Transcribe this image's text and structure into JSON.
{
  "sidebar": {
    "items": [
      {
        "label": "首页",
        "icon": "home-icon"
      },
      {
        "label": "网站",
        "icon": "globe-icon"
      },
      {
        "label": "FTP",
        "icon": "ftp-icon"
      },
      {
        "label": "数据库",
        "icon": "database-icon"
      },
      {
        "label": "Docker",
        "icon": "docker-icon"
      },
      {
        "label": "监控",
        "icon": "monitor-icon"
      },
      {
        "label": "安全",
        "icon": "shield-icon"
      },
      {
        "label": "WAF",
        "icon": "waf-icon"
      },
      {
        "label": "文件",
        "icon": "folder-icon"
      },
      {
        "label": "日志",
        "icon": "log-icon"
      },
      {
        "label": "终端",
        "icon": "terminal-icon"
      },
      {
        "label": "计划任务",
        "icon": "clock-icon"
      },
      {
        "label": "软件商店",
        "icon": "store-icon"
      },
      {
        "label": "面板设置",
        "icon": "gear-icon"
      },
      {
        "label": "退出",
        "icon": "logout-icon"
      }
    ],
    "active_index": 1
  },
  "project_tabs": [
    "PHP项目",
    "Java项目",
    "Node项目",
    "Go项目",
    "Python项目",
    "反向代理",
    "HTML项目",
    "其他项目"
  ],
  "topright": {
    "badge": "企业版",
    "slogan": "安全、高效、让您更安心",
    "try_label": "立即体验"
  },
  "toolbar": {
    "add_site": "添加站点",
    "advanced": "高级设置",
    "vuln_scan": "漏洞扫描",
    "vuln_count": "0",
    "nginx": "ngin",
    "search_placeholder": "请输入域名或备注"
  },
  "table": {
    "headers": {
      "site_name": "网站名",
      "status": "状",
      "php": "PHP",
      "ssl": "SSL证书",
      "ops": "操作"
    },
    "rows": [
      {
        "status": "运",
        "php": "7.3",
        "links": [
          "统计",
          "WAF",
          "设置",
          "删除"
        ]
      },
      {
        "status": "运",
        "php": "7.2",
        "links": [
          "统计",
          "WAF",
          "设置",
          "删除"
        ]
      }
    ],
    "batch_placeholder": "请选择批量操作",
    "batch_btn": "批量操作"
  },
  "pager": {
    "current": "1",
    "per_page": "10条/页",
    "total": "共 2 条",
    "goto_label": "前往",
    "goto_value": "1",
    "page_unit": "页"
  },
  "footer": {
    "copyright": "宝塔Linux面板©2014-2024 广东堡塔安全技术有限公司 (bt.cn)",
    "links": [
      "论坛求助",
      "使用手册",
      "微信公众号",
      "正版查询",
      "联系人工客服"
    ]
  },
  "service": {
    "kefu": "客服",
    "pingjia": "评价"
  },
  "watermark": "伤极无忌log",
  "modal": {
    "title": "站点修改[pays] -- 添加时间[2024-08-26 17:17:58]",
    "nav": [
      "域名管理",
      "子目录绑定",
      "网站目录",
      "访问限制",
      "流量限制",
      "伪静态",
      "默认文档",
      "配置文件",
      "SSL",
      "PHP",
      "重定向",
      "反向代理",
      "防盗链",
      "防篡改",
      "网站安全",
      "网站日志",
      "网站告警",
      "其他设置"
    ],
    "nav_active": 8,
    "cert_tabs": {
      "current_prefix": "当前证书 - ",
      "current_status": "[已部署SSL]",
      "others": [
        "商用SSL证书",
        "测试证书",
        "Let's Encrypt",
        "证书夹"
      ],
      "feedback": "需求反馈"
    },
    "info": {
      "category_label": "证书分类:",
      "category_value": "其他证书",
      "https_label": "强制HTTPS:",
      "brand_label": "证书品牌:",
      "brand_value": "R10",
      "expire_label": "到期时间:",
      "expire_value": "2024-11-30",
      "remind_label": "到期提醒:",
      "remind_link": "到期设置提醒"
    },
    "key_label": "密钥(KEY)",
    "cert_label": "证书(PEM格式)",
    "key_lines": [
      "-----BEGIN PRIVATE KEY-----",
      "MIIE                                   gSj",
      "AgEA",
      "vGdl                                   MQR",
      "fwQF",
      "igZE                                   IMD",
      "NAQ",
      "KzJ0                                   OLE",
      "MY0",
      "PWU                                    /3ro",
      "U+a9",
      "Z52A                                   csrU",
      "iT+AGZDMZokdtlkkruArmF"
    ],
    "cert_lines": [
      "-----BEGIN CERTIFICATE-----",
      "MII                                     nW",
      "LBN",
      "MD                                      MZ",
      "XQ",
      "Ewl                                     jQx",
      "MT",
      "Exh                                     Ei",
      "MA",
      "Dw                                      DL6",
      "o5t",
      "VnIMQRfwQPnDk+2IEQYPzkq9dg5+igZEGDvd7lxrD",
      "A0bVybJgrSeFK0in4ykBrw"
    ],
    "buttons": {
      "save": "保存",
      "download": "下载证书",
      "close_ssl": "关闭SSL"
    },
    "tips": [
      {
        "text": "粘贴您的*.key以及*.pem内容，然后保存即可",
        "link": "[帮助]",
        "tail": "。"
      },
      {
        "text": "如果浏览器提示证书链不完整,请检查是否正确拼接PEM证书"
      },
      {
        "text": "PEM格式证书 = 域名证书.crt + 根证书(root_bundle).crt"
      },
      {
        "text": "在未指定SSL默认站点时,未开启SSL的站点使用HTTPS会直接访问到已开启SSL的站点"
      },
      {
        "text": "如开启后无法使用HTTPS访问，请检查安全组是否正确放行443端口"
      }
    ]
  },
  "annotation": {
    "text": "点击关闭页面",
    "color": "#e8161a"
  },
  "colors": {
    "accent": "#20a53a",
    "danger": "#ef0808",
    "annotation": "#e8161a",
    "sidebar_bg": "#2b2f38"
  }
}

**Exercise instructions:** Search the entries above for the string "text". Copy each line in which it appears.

**Task solution:**
Transcribe this image's text and structure into JSON.
        "text": "粘贴您的*.key以及*.pem内容，然后保存即可",
        "text": "如果浏览器提示证书链不完整,请检查是否正确拼接PEM证书"
        "text": "PEM格式证书 = 域名证书.crt + 根证书(root_bundle).crt"
        "text": "在未指定SSL默认站点时,未开启SSL的站点使用HTTPS会直接访问到已开启SSL的站点"
        "text": "如开启后无法使用HTTPS访问，请检查安全组是否正确放行443端口"
    "text": "点击关闭页面",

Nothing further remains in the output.